Promise Scholarship Act: Other states have been diving into universal school choice. This bill would let Georgia dip its toe into those waters.
Commonly, if erroneously, referred to as the “voucher bill,” this legislation would give families far more freedom over the use of tax dollars allocated for their children’s education. Promise Scholarships could be used far more flexibly than a traditional voucher: for private school expenses, homeschooling expenses, virtual classes, tutoring, certain education-related therapies and more.
Eventually, entrepreneurs might offer new ways for students to personalize their education by purchasing classes from various sources. This could include entrepreneurially minded public schools: There’s no reason they couldn’t sell individual classes to students who might otherwise miss out on band or AP physics – and who might also want access to sports and other extracurricular activities.
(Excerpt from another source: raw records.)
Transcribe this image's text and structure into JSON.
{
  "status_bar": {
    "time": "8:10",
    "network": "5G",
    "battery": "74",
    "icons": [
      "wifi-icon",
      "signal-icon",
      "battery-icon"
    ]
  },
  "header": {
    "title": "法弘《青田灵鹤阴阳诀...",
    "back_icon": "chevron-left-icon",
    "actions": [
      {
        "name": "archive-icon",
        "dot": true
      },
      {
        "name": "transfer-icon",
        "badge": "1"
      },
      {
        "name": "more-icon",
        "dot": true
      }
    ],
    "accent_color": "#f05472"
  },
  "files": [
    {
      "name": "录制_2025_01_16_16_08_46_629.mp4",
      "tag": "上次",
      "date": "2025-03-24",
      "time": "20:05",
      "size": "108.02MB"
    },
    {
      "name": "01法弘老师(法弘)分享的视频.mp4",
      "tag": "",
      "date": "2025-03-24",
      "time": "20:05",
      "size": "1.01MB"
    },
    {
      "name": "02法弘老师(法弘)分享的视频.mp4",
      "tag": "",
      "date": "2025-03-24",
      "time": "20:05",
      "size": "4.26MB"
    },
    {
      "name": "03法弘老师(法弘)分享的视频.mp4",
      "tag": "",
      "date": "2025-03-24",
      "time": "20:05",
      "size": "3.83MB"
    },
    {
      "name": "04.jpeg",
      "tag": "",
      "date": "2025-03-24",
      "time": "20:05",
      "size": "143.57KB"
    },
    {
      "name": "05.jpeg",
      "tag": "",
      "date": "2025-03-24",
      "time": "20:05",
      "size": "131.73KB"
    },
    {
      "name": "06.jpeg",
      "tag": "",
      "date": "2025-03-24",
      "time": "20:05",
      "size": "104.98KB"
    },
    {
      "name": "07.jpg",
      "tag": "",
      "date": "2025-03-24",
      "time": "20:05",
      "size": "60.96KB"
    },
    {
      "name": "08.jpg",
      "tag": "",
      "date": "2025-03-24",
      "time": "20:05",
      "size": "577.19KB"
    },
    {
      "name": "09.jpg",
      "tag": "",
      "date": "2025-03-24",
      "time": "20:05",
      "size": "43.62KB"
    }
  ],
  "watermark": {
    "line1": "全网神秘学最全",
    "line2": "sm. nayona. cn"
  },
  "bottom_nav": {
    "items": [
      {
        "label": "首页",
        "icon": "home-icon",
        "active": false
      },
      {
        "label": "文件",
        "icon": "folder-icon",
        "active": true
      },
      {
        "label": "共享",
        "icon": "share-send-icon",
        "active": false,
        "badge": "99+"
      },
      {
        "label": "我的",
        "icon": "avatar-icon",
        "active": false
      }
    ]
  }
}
Consumers of other goods and services enjoy far more choices, variety and innovation. Georgia lawmakers can give students the same opportunities by creating Promise Scholarships.
Certificate of Need repeal: CON puts bureaucrats and would-be competitors in charge of deciding whether many new healthcare facilities and services can be opened. That’s unacceptable, given that numerous parts of our state lack nearby access to hospitals, surgery centers, imaging technology and other crucial services.The state Senate last year passed a limited repeal of CON laws for rural areas, but the House didn’t act on it. Both chambers spent the summer examining the issue further. The Senate study committee concluded that Georgia needs full CON repeal, but their counterparts in the House weren’t so conclusive. It’s unclear what, if anything, the House is willing to do regarding this anticompetitive law.
What is clear is that Georgians will continue to lack access to affordable healthcare as long as CON laws remain in place.
Medicaid expansion: Media reports indicate the House may backtrack on its decade-plus position against expanding Medicaid as allowed under Obamacare. If so, it would represent a strange and sudden turn of events, and not a welcome one.
The same problems posed by Medicaid expansion still apply, 14 years after Congress passed Obamacare. It’s an expensive way of providing insurance to people able to work, and it doesn’t necessarily improve their access to care because a large share of physicians don’t accept Medicaid. (Why? Because they lose money on those patients, the kind of thing that doesn’t get better with volume.) If anything, those problems are worse today after dozens of states expanded Medicaid and found it more expensive than they anticipated. Meanwhile, Georgia’s physician shortage has only grown. This still isn’t the answer.
Tax reform: Wouldn’t it be lovely to have an issue where the question is not whether to do the right thing, but how quickly to do it? We do, and it’s tax reform.
In 2022, the General Assembly passed – in overwhelmingly bipartisan fashion – a bill to flatten Georgia’s income tax brackets to a single rate, lower that rate over time to 4.99%, and exempt more of Georgians’ income from the tax. All in all, it’s the rate tax measure that saves everyone money. It takes effect this year, with the first rate cut taking it from 5.75% to 5.49%.
Since then, tax revenues have soared. Gov. Brian Kemp and legislative leaders have already signaled their intention to lower the rate to 5.39% this year, a year earlier than scheduled. They can go faster, thanks to some responsible budgeting in recent years. And they should go faster, to keep from falling behind other states that are also cutting taxes.
All of this “could” result in one of the most significant sessions in years. Or it “could” not. We’ll find out over the next two to three months.